  • float additionally represents exponential, fixed, .inf, and .NaN representations.

Tag repository

The YAML tag repository is defined in the "Language Independent Types for YAML" specification. It defines the following types. Although linked to from the 1.2 specification, few implementations implement them due to asinine, non-obvious behaviour.


Comparisons below relate to the core syntax.

  • binary represents binary text as base64-encoded strings.
  • bool represent boolean values as y, Y, yes, Yes, YES, true, True, TRUE, on, On, ON and n, N, no, No, NO, false, False, FALSE, off, Off, OFF.
  • float adds some aliases for infinity and NaN, and expression of numbers in base-60.
  • int adds expression of numbers in base-2, -8, -16, and -60.
  • merge specifies one or more maps to be merged into the map within which it's used; useful for providing default values.
  • null is extended to cover Null and NULL.
  • str is no different to the core syntax.
  • timestamp allows specifying dates in a range of syntaxes:
    • Canonical: 2001-12-15T02:59:43.1Z
    • ISO 8601: 2001-12-14t21:59:43.10-05:00
    • Space separated: 2001-12-14 21:59:43.10 -5
    • No time zone: 2001-12-15 2:59:43.10
    • Date (at 00:00:00Z): 2002-12-14
  • value allows replacing the named value with a default, useful for evolving scalar values into collection values later.
  • yaml allows modelling values of unknown tags.


  • map is no different to the core syntax.
  • omap introduces an ordered sequence of key-value pairs, disallowing duplicate keys.
  • pairs introduces an unordered sequence of key-value pairs, allowing duplicate keys.
  • set introduces a new unordered set of unique values.
  • seq is no different to the core syntax.


YAML syntax is made up of a series of tags (defining structure) and nodes (defining values).


YAML documents can be optionally preceded by --- and followed by .... Multiple documents in the same file or transmission can be delimited using ---.

In block structures whitespace denotes structure.

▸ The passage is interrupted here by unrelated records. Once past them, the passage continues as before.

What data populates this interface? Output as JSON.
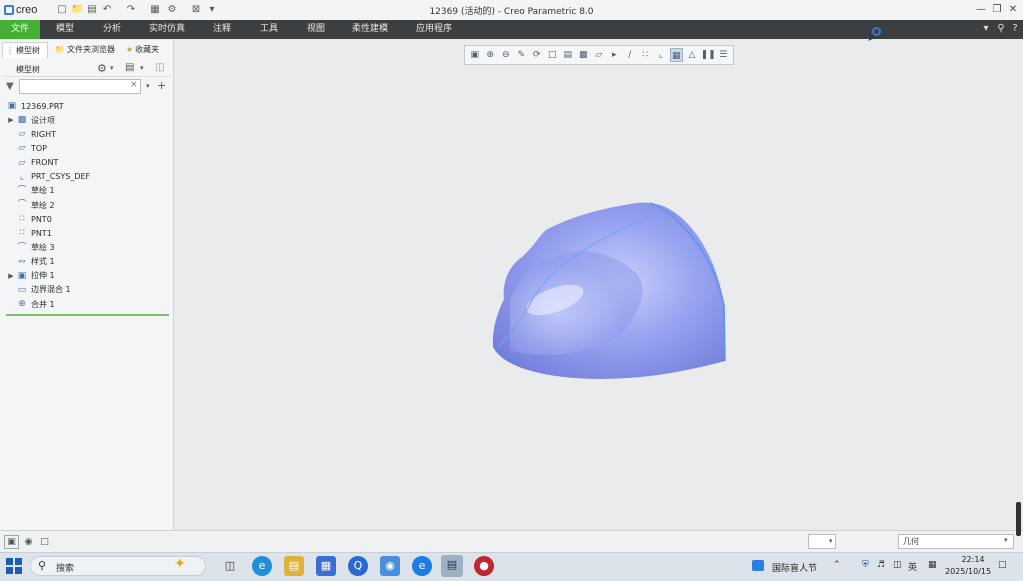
{
  "app": {
    "logo_text": "creo",
    "window_title": "12369 (活动的) - Creo Parametric 8.0",
    "accent_color": "#45b035"
  },
  "ribbon": {
    "tabs": [
      "文件",
      "模型",
      "分析",
      "实时仿真",
      "注释",
      "工具",
      "视图",
      "柔性建模",
      "应用程序"
    ]
  },
  "panel": {
    "tabs": [
      "模型树",
      "文件夹浏览器",
      "收藏夹"
    ],
    "tree_header": "模型树",
    "search_value": "",
    "items": [
      {
        "label": "12369.PRT",
        "icon": "part-icon",
        "expandable": false,
        "level": 0
      },
      {
        "label": "设计项",
        "icon": "design-items-icon",
        "expandable": true,
        "level": 1
      },
      {
        "label": "RIGHT",
        "icon": "datum-plane-icon",
        "expandable": false,
        "level": 1
      },
      {
        "label": "TOP",
        "icon": "datum-plane-icon",
        "expandable": false,
        "level": 1
      },
      {
        "label": "FRONT",
        "icon": "datum-plane-icon",
        "expandable": false,
        "level": 1
      },
      {
        "label": "PRT_CSYS_DEF",
        "icon": "csys-icon",
        "expandable": false,
        "level": 1
      },
      {
        "label": "草绘 1",
        "icon": "sketch-icon",
        "expandable": false,
        "level": 1
      },
      {
        "label": "草绘 2",
        "icon": "sketch-icon",
        "expandable": false,
        "level": 1
      },
      {
        "label": "PNT0",
        "icon": "datum-point-icon",
        "expandable": false,
        "level": 1
      },
      {
        "label": "PNT1",
        "icon": "datum-point-icon",
        "expandable": false,
        "level": 1
      },
      {
        "label": "草绘 3",
        "icon": "sketch-icon",
        "expandable": false,
        "level": 1
      },
      {
        "label": "样式 1",
        "icon": "style-icon",
        "expandable": false,
        "level": 1
      },
      {
        "label": "拉伸 1",
        "icon": "extrude-icon",
        "expandable": true,
        "level": 1
      },
      {
        "label": "边界混合 1",
        "icon": "boundary-blend-icon",
        "expandable": false,
        "level": 1
      },
      {
        "label": "合并 1",
        "icon": "merge-icon",
        "expandable": false,
        "level": 1
      }
    ]
  },
  "view_toolbar": {
    "tools": [
      "refit-icon",
      "zoom-in-icon",
      "zoom-out-icon",
      "repaint-icon",
      "spin-center-icon",
      "view-manager-icon",
      "saved-views-icon",
      "display-style-icon",
      "perspective-icon",
      "datum-plane-display-icon",
      "datum-axis-display-icon",
      "point-display-icon",
      "csys-display-icon",
      "annotation-display-icon",
      "simulation-icon",
      "pause-icon",
      "appearance-icon"
    ]
  },
  "status": {
    "selection_value": "",
    "filter_value": "几何"
  },
  "taskbar": {
    "search_label": "搜索",
    "news_label": "国际盲人节",
    "ime_label": "英",
    "time": "22:14",
    "date": "2025/10/15"
  }
}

Tab characters are not allowed.


Optionally, the %YAML directive can be used to specify the version of the YAML specification to apply to the file can be placed at the top of the file, which must be followed by ---.

%YAML 1.2
key: value
key: value

The %TAG directive defines shorthand prefixes that expand to larger names, e.g.:

%TAG !foo! tag:example.com,2012:world/


Comments are preceded by a #, and can follow a node provided there's a space between the value and the comment:

# comment
someKey: someValue # comment
otherKey: | # comment


Strings can be expressed in either block or flow style:

  • Flow style nodes have explicit start and end delimiters. This syntax is commonly used for single-line strings.
  • Block style strings span multiple lines without explicit delimiters.
string: single line
quotedString: 'single line'
quotedString: "single line"

Handling of newlines in multi-line strings is dependent upon the indicator used following the name:

  • | preserves newlines.
  • > folds newlines into spaces, except where text within the string is further indented, where they're preserved.
multiLine: | # multi\nline

singleLine: > # single line

mixed: > # single line\n  but wait\n  what is this
      but wait
      what is this


Sequences can be expressed in block form:

  - item 1
  - item 2

Or flow form:

sequence: ["item 1", "item 2"]


Maps can be expressed in block form:

    a: 1
    b: 2

Or flow form:

map: { "a": 1, "b": 2 }

A question mark followed by a space indicate a complex mapping key, allowing any YAML syntax to be present in the key. The value begins after a line beginning with a question mark:

map: # {["x", "y"]: 1}
    ? - x
    - y
    : 1

Anchors and aliases

Anchors provide references to specific blocks, allowing the repeat of that block:

shippingAddress: &address
    street: Somewhere
    postCode: XX0 1YY
    country: United Kingdom
billingAddress: *address

Reserved characters

The following characters are reserved for future use:

  • @
  • `

Their use should be enclosed in quotes.